Unlike Mac, I tend to regard the pop music of the 1980s as something of a nadir, but that is not to say that there was no gold amongst the dross. Back in January I sang the praises of The Pogues. At the time I said that what most interested me in songs was the lyric, and this is undoubtedly true, so it is strange that one of the albums that gave me the greatest joy as a teenager was one which, at the time, I could hardly understand a word of. This was Nena, the debut album of the band Nena, which was fronted by a singer whose stage name was also Nena. Somebody has put the whole album on YouTube.
I’ve never forgotten my mother, whose tolerance for pop music seemed to be restricted to The Beatles, complaining at my father “always listening to screechy women” when driving. Kate Bush or Stevie Nicks would have been the immediate culprit, but he also listened to operatic sopranos a lot, especially Kiri Te Kanawa. Just a few weeks ago, to my astonishment, my elder daughter said almost exactly the same thing of me, when I was listening to Jean Ritchie.

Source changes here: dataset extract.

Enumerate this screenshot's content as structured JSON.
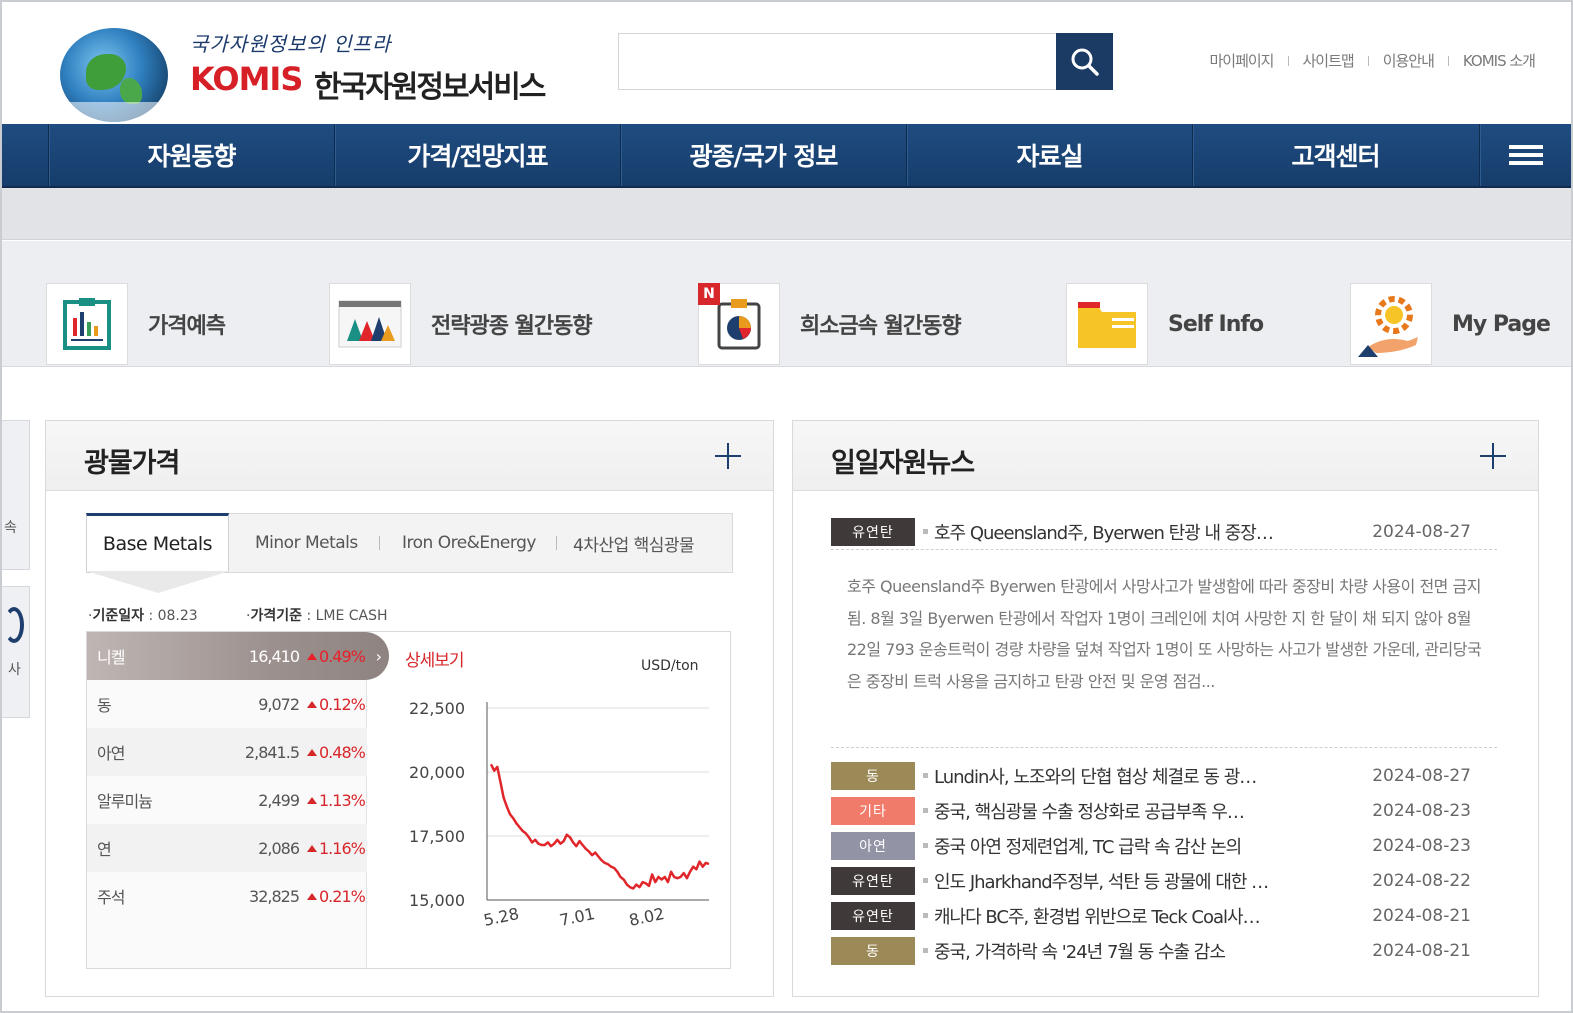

I will never understand the appeal of Kate Bush, but the appeal of Nena was her far-from-screechy voice. As a result, assertions that German is an ugly language have always struck me as bizarre, although like any language it can no doubt be spoken in ugly ways. The band was quite a spare formation of guitar, bass guitar, drums and keyboard, producing a fairly typical German New Wave sound (not otherwise my favourite), supporting the singer’s voice and very much subordinate to it.
They are really only known in the UK for “99 Red Balloons” – originally “99 Luftballons” – one of the singles from the album.

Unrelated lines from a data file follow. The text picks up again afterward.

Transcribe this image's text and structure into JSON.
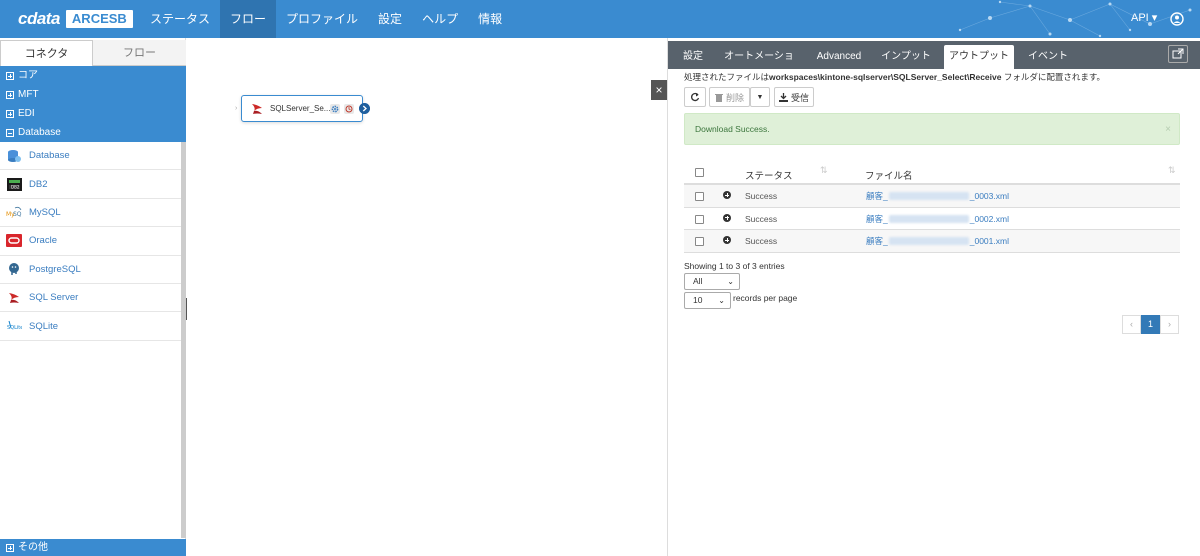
{
  "brand": {
    "cdata": "cdata",
    "arcesb": "ARCESB"
  },
  "nav": {
    "items": [
      {
        "label": "ステータス",
        "active": false
      },
      {
        "label": "フロー",
        "active": true
      },
      {
        "label": "プロファイル",
        "active": false
      },
      {
        "label": "設定",
        "active": false
      },
      {
        "label": "ヘルプ",
        "active": false
      },
      {
        "label": "情報",
        "active": false
      }
    ],
    "api_label": "API ▾",
    "user_icon": "user-circle-icon"
  },
  "sidebar": {
    "tabs": [
      "コネクタ",
      "フロー"
    ],
    "categories": [
      {
        "label": "コア",
        "expanded": false
      },
      {
        "label": "MFT",
        "expanded": false
      },
      {
        "label": "EDI",
        "expanded": false
      },
      {
        "label": "Database",
        "expanded": true
      }
    ],
    "connectors": [
      {
        "label": "Database",
        "icon": "database-icon"
      },
      {
        "label": "DB2",
        "icon": "ibm-db2-icon"
      },
      {
        "label": "MySQL",
        "icon": "mysql-icon"
      },
      {
        "label": "Oracle",
        "icon": "oracle-icon"
      },
      {
        "label": "PostgreSQL",
        "icon": "postgresql-icon"
      },
      {
        "label": "SQL Server",
        "icon": "sqlserver-icon"
      },
      {
        "label": "SQLite",
        "icon": "sqlite-icon"
      }
    ],
    "footer": "その他"
  },
  "canvas": {
    "node_label": "SQLServer_Se..."
  },
  "panel": {
    "tabs": [
      "設定",
      "オートメーション",
      "Advanced",
      "インプット",
      "アウトプット",
      "イベント"
    ],
    "active_tab": "アウトプット",
    "path_prefix": "処理されたファイルは",
    "path": "workspaces\\kintone-sqlserver\\SQLServer_Select\\Receive",
    "path_suffix": " フォルダに配置されます。",
    "toolbar": {
      "delete_label": "削除",
      "receive_label": "受信"
    },
    "alert": {
      "text": "Download Success.",
      "close": "×"
    },
    "table": {
      "headers": {
        "status": "ステータス",
        "filename": "ファイル名"
      },
      "rows": [
        {
          "status": "Success",
          "file_prefix": "顧客_",
          "file_suffix": "_0003.xml"
        },
        {
          "status": "Success",
          "file_prefix": "顧客_",
          "file_suffix": "_0002.xml"
        },
        {
          "status": "Success",
          "file_prefix": "顧客_",
          "file_suffix": "_0001.xml"
        }
      ]
    },
    "showing": "Showing 1 to 3 of 3 entries",
    "filter_select": "All",
    "page_size_select": "10",
    "records_per_page": "records per page",
    "pagination": {
      "prev": "‹",
      "current": "1",
      "next": "›"
    }
  }
}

By the time the album came out, though, I was living on the Continent. The track that most spoke to my twelve-year-old imagination was “Indianer”, which I now can’t help thinking must have been inspired by Karl May:

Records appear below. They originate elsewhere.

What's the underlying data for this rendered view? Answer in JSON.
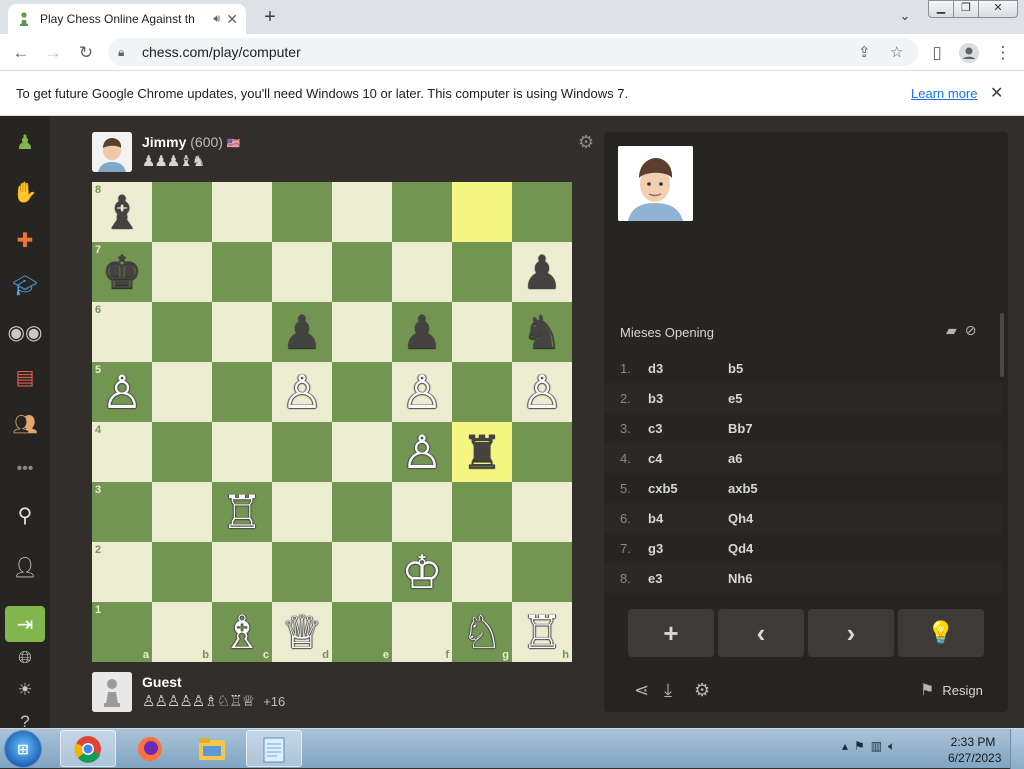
{
  "browser": {
    "tab_title": "Play Chess Online Against th",
    "tab_icons": {
      "favicon": "chess-pawn-icon",
      "audio": "speaker-icon",
      "close": "close-icon"
    },
    "new_tab": "+",
    "url": "chess.com/play/computer",
    "window_buttons": [
      "minimize",
      "maximize",
      "close"
    ]
  },
  "infobar": {
    "message": "To get future Google Chrome updates, you'll need Windows 10 or later. This computer is using Windows 7.",
    "link": "Learn more"
  },
  "sidebar": {
    "items": [
      "play-icon",
      "puzzle-hand-icon",
      "puzzles-icon",
      "learn-icon",
      "watch-icon",
      "news-icon",
      "social-icon",
      "more-icon",
      "search-icon",
      "add-friend-icon",
      "login-icon",
      "language-icon",
      "theme-icon",
      "help-icon"
    ]
  },
  "opponent": {
    "name": "Jimmy",
    "rating": "(600)",
    "flag": "🇺🇸",
    "captured": "♟♟♟♝♞"
  },
  "player": {
    "name": "Guest",
    "captured": "♙♙♙♙♙♗♘♖♕",
    "advantage": "+16"
  },
  "board": {
    "files": [
      "a",
      "b",
      "c",
      "d",
      "e",
      "f",
      "g",
      "h"
    ],
    "ranks": [
      "8",
      "7",
      "6",
      "5",
      "4",
      "3",
      "2",
      "1"
    ],
    "highlight": [
      "g8",
      "g4"
    ],
    "pieces": {
      "a8": "♝",
      "a7": "♚",
      "h7": "♟",
      "d6": "♟",
      "f6": "♟",
      "h6": "♞",
      "a5": "♙",
      "d5": "♙",
      "f5": "♙",
      "h5": "♙",
      "f4": "♙",
      "g4": "♜",
      "c3": "♖",
      "f2": "♔",
      "c1": "♗",
      "d1": "♕",
      "g1": "♘",
      "h1": "♖"
    },
    "white": [
      "a5",
      "d5",
      "f5",
      "h5",
      "f4",
      "c3",
      "f2",
      "c1",
      "d1",
      "g1",
      "h1"
    ],
    "colors": {
      "light": "#ebecd0",
      "dark": "#739552",
      "highlight_light": "#f5f682",
      "highlight_dark": "#f5f682"
    }
  },
  "panel": {
    "opening": "Mieses Opening",
    "moves": [
      {
        "n": "1.",
        "w": "d3",
        "b": "b5"
      },
      {
        "n": "2.",
        "w": "b3",
        "b": "e5"
      },
      {
        "n": "3.",
        "w": "c3",
        "b": "Bb7"
      },
      {
        "n": "4.",
        "w": "c4",
        "b": "a6"
      },
      {
        "n": "5.",
        "w": "cxb5",
        "b": "axb5"
      },
      {
        "n": "6.",
        "w": "b4",
        "b": "Qh4"
      },
      {
        "n": "7.",
        "w": "g3",
        "b": "Qd4"
      },
      {
        "n": "8.",
        "w": "e3",
        "b": "Nh6"
      }
    ],
    "nav": [
      "+",
      "‹",
      "›",
      "💡"
    ],
    "resign": "Resign"
  },
  "taskbar": {
    "time": "2:33 PM",
    "date": "6/27/2023"
  }
}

But by the age of 14 or 15 my sympathy was with the Reggae-influenced “Ich bleib’ im Bett”:
The most characteristic in terms of upbeat, boppy energy, however, might be the band’s breakthrough single in Germany, “Nur geträumt” (also on the album), or perhaps the opening track, “Kino”, about a late-night trip to the cinema:
Nena, the singer, is the only entertainer I can recollect ever having anything like a crush on (contemporaries salivating over Madonna or Kylie Minogue I could only regard as dolts), but for decades the album Nena was all I knew her for. She has apparently had a steady career in Germany ever since 1983, but was a one-hit wonder elsewhere until a (pretty negligible) single recorded with Kim Wilde in 2002 (by no means an improvement on Nena’s original). Somehow the fact filtered through to me that she had recorded part of the soundtrack to a German comedy of modern manners, Vollidiot, in 2007. And just last year she released a new album, Oldschool, which has a couple of nice numbers on it. The best is certainly Genau jetzt:
What really brought her back to my attention, though, was the highly entertaining Cold War spy series Deutschland 83, broadcast here last year, the soundtrack for which features quite a lot of German New Wave pop.
—Paul has been reading the blog since 2008, when Janet drew his attention to a discussion about Brideshead Revisited. He currently trains translators in Brussels.